there is such an ancestor) includes "list-item" in its counter-reset
property, then "list-item" is added to the counter-reset property of the
parent?  (That last is a nightmare, but it attempts to say, "if there's not
an appropriate counter-reset already --- taking nesting into account ---
then add one to the immediate parent."  That would probably produce
"expected" behavior in most cases, but it seems rather "un-CSS-like.")

I can't see any way to define behavior consistent with that of the
unexposed counter that won't be clumsy and unintuitive when combined
with the new, exposed counter.  If there is one, great! --- but it needs to
be specified clearly.

On the other hand, if we say CSS3 list styles aren't to be compatible with
even the CSS1 implementation, then we invalidate existing style sheets that
*do* work in common browsers at present.  At that point, the motivation for
using "display: list-style" at all evaporates.

*** "Passing the buck" to HTML ***

If we accept option 2, then Internet Explorer 6 is wrong: it shouldn't be
possible to generate HTML-style lists in XML with the "display: list-style"
property in CSS1 or CSS2.
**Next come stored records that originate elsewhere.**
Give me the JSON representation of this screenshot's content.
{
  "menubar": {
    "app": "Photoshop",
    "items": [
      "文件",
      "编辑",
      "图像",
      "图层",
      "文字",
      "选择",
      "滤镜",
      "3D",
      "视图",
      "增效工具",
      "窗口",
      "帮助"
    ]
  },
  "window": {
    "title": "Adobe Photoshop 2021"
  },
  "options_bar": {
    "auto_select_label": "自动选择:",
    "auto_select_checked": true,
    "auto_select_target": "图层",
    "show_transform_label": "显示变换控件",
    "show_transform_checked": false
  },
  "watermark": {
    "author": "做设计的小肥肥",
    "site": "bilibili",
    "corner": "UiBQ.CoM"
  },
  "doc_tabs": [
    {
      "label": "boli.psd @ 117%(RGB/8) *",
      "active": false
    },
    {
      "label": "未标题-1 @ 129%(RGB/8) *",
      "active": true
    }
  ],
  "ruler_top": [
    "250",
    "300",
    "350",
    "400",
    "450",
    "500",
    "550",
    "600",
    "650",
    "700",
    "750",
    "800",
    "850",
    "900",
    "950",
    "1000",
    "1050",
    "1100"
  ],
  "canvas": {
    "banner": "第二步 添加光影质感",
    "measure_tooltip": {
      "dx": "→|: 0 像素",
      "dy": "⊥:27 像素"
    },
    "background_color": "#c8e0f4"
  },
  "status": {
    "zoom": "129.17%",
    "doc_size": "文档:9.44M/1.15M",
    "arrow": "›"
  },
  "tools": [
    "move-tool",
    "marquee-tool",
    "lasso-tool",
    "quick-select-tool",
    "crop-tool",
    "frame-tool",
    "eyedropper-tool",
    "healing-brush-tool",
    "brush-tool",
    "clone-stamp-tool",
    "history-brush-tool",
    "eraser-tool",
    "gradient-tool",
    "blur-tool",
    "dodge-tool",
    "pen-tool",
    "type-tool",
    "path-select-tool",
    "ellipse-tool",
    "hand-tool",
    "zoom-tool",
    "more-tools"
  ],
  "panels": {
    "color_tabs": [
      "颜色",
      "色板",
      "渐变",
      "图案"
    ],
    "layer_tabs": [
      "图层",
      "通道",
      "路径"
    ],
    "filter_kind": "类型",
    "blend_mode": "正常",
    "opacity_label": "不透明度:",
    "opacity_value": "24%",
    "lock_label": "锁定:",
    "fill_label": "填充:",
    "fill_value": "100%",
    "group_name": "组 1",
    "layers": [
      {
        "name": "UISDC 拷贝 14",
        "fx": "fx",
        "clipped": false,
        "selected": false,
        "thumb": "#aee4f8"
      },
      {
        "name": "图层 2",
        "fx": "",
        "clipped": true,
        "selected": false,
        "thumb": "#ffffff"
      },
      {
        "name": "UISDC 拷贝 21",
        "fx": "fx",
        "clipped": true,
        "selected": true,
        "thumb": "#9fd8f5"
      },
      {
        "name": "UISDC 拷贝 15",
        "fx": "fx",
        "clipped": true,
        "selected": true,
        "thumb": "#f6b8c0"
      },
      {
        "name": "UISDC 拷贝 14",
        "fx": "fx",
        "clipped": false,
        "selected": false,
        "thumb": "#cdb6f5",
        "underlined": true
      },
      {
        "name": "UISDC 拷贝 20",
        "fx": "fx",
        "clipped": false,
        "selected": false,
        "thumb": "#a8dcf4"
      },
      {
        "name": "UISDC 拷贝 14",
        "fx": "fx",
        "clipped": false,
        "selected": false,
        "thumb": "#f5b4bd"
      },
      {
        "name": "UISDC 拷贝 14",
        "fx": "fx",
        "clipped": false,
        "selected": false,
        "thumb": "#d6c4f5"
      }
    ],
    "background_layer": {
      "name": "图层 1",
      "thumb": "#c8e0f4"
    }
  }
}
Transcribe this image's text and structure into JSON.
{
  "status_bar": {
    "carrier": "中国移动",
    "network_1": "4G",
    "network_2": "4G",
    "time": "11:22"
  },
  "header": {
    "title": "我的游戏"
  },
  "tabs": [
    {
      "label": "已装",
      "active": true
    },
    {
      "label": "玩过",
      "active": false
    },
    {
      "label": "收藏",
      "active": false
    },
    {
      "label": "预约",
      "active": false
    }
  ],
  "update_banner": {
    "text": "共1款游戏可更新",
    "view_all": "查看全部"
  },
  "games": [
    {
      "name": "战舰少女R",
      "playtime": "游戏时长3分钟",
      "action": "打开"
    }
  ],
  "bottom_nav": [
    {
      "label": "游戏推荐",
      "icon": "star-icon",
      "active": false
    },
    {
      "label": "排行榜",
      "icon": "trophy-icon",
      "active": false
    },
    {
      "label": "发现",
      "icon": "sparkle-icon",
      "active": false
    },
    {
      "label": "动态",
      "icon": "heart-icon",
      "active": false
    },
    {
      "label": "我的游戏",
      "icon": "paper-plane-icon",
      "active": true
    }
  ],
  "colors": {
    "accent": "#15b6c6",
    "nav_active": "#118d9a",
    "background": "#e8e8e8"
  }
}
This would get CSS3 "off the hook" with regard to the "counter-reset"
problem: resetting the counter is just defined as an HTML side-effect that
was previously not representable in CSS, but for CSS3 must be included in
the user agent default style sheet.

However, this makes style sheets for XML that now work (at least in IE 6)
fail under CSS3 by insisting that they were never supposed to work in the
first place --- that part of CSS1/2 was only supposed to work with HTML.

I wonder what this would do to XHTML?  I'm not familiar with the logic of
that standard, so I really can't guess whether this would be problematic.

>I would love to hear any comments you have on this draft and how it should be 

I will try to come up with some... unfortunately, saying what appears to be
wrong is a lot easier than proposing a better alternative.  ;-)
Randall Joseph Fellmy aka

Received on Tuesday, 26 March 2002 17:14:12 UTC